[Exercise brief] Search the material and gather each line with "company" in it.

[Listed records]
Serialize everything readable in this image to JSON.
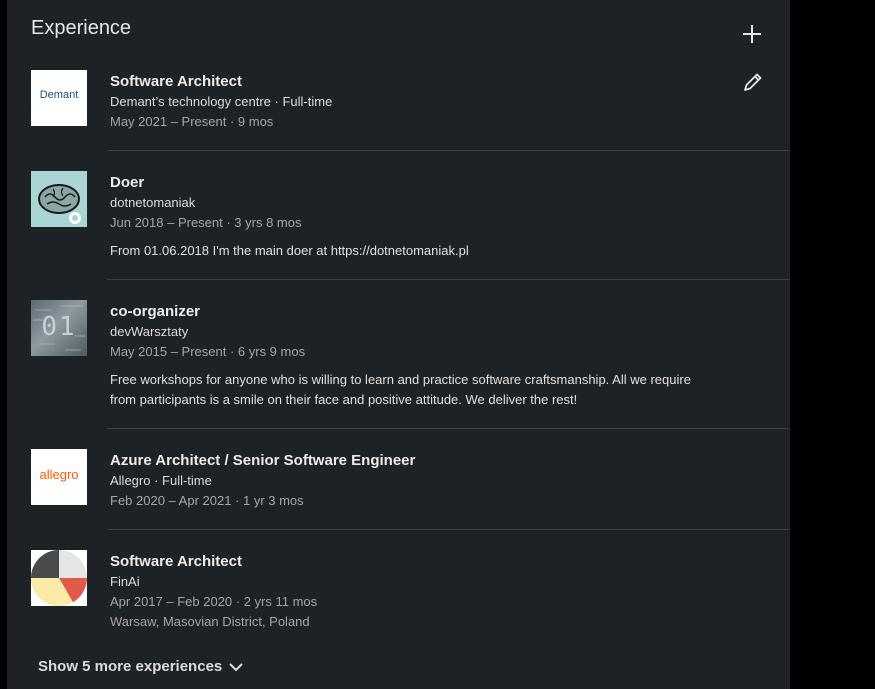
{
  "section": {
    "title": "Experience"
  },
  "entries": [
    {
      "title": "Software Architect",
      "company": "Demant’s technology centre · Full-time",
      "dates": "May 2021 – Present · 9 mos",
      "logo_text": "Demant"
    },
    {
      "title": "Doer",
      "company": "dotnetomaniak",
      "dates": "Jun 2018 – Present · 3 yrs 8 mos",
      "description": "From 01.06.2018 I'm the main doer at https://dotnetomaniak.pl"
    },
    {
      "title": "co-organizer",
      "company": "devWarsztaty",
      "dates": "May 2015 – Present · 6 yrs 9 mos",
      "description": "Free workshops for anyone who is willing to learn and practice software craftsmanship. All we require from participants is a smile on their face and positive attitude. We deliver the rest!",
      "logo_text": "01"
    },
    {
      "title": "Azure Architect / Senior Software Engineer",
      "company": "Allegro · Full-time",
      "dates": "Feb 2020 – Apr 2021 · 1 yr 3 mos",
      "logo_text": "allegro"
    },
    {
      "title": "Software Architect",
      "company": "FinAi",
      "dates": "Apr 2017 – Feb 2020 · 2 yrs 11 mos",
      "location": "Warsaw, Masovian District, Poland"
    }
  ],
  "footer": {
    "show_more": "Show 5 more experiences"
  },
  "icons": {
    "add": "plus-icon",
    "edit": "pencil-icon",
    "show_more": "chevron-down-icon"
  },
  "colors": {
    "panel_bg": "#1d2226",
    "allegro_orange": "#ff5a00",
    "demant_blue": "#1c4f82"
  }
}
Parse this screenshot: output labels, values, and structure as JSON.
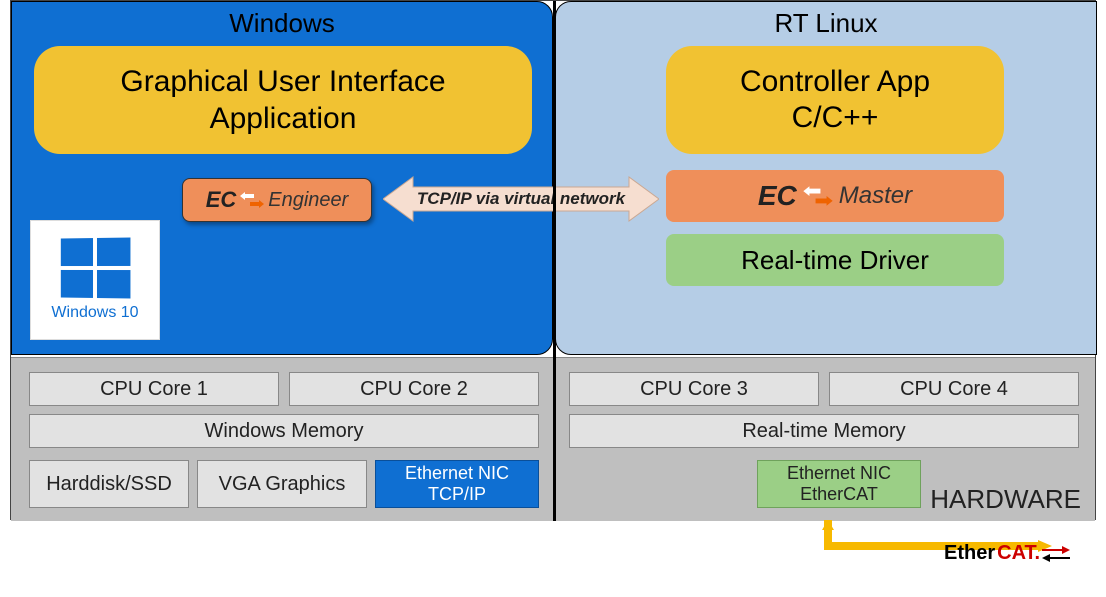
{
  "windows": {
    "title": "Windows",
    "gui_line1": "Graphical User Interface",
    "gui_line2": "Application",
    "ec_engineer_prefix": "EC",
    "ec_engineer_suffix": "Engineer",
    "logo_text": "Windows 10"
  },
  "linux": {
    "title": "RT Linux",
    "controller_line1": "Controller App",
    "controller_line2": "C/C++",
    "ec_master_prefix": "EC",
    "ec_master_suffix": "Master",
    "rt_driver": "Real-time Driver"
  },
  "connection": {
    "label": "TCP/IP via virtual network"
  },
  "hardware": {
    "label": "HARDWARE",
    "left": {
      "cpu1": "CPU Core 1",
      "cpu2": "CPU Core 2",
      "memory": "Windows Memory",
      "disk": "Harddisk/SSD",
      "vga": "VGA Graphics",
      "nic_line1": "Ethernet NIC",
      "nic_line2": "TCP/IP"
    },
    "right": {
      "cpu3": "CPU Core 3",
      "cpu4": "CPU Core 4",
      "memory": "Real-time Memory",
      "nic_line1": "Ethernet NIC",
      "nic_line2": "EtherCAT"
    }
  },
  "ethercat": {
    "ether": "Ether",
    "cat": "CAT."
  },
  "colors": {
    "windows_blue": "#0f6fd2",
    "linux_blue": "#b5cde6",
    "yellow": "#f1c232",
    "orange": "#ef8f5a",
    "green": "#9bcf86",
    "hw_gray": "#bfbfbf",
    "box_gray": "#e2e2e2"
  }
}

[Response for this exercise]
      "company": "Demant’s technology centre · Full-time",
      "company": "dotnetomaniak",
      "company": "devWarsztaty",
      "company": "Allegro · Full-time",
      "company": "FinAi",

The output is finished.